For many bloggers, Friday is for poetry. I was so pleased this week to attend a reading by poet Richard Blanco. In his presentation, the poet, civil engineer, and city planner spoke about the importance of place addressing the questions: Where am I from? Where do I belong? Who am I in this world? Not only were the well-crafted essays and poems a joy to experience, but I was also able to meet the lovely Mr. Blanco. Even though I was at the very end of a very long signing line, he still took the time to address each of us personally and with intention.
I first heard Mr. Blanco read in Portland’s Merrill Auditorium soon after President Obama’s inauguration in January of 2013. I couldn’t believe an auditorium that seats 1900 was filled—for poetry!

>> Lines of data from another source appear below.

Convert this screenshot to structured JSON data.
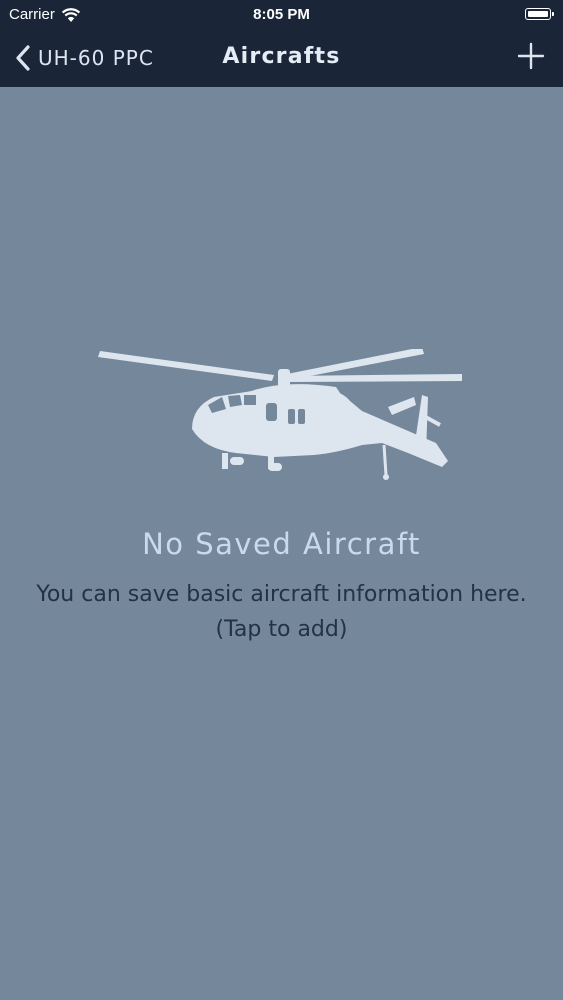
{
  "status_bar": {
    "carrier": "Carrier",
    "time": "8:05 PM"
  },
  "nav": {
    "back_label": "UH-60 PPC",
    "title": "Aircrafts",
    "add_icon": "plus-icon",
    "back_icon": "chevron-left-icon"
  },
  "empty_state": {
    "icon": "helicopter-icon",
    "title": "No Saved Aircraft",
    "message_line1": "You can save basic aircraft information here.",
    "message_line2": "(Tap to add)"
  },
  "colors": {
    "bar": "#1a2638",
    "background": "#75879b",
    "title": "#c9daf0",
    "message": "#233246",
    "illustration": "#dde6ef"
  }
}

When he read “One Today” for us, I had an overwhelming feeling of joy that real change was on the horizon—that we were moving forward.
In Falmouth this week, I had a decidedly different feeling. How was it that in five short years we’d gone from a nation celebrating “all of us” to…this?

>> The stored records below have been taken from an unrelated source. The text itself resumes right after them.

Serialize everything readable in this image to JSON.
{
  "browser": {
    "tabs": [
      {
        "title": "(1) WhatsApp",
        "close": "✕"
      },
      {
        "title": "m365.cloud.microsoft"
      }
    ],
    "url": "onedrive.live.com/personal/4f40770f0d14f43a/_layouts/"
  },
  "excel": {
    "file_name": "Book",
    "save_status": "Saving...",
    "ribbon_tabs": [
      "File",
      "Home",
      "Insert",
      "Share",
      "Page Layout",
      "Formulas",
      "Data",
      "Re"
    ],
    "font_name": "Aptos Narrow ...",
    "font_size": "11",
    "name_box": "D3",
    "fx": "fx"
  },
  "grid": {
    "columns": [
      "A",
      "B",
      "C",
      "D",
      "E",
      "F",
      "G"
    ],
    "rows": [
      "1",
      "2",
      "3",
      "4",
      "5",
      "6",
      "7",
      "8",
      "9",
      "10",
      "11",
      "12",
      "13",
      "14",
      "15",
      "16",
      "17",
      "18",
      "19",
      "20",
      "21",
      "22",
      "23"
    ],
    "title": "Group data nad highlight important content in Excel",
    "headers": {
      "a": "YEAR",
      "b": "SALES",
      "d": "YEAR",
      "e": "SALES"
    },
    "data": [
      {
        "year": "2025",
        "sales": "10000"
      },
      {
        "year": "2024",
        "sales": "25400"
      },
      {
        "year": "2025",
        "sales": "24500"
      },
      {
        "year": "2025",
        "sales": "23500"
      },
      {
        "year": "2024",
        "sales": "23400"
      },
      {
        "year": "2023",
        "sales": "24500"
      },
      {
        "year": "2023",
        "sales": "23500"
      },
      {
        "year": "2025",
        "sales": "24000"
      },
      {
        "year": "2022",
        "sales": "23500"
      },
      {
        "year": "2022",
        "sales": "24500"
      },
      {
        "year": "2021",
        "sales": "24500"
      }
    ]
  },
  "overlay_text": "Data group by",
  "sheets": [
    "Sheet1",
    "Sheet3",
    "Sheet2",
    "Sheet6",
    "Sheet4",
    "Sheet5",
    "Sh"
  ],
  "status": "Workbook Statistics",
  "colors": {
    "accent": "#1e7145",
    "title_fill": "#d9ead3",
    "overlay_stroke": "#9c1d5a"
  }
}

There is no poetry in the presidency now. There are no books, no decorum, no diplomacy. There are only bits and pieces of anger and outrage, racism and division. There are short memories and shorter-term fixes.
Every day brings a new scandal that causes us to forget and diminish the scandal that came moments before. And all of these scandals are screens to the real changes in our country and government: lifetime appointments of ultra-conservative judges, a new “Conscious and Religious Freedom” division in the U.S. Department Health and Human Services whose purpose is to deny abortions and transition surgeries to transgendered individuals if a health provider has a religious issue with the medical procedure, free speech and freedom of the press is constantly under attack, and Dreamers and children without healthcare are used as pawns in a political game of will-we-or-won’t-we-shut-down-the-government.
Tomorrow, I will be out in the January cold to march for the home about which Mr. Blanco writes in the final stanza of his poem. Join me and vote in 2018 for the home you imagine.
We head home: through the gloss of rain or weight
of snow, or the plum blush of dusk, but always—home,
always under one sky, our sky. And always one moon
like a silent drum tapping on every rooftop
and every window, of one country—all of us—
facing the stars
hope—a new constellation
waiting for us to map it,
waiting for us to name it—together.
You can check-out the picture book One Today at your local library or purchase/order it at your local independent bookstore.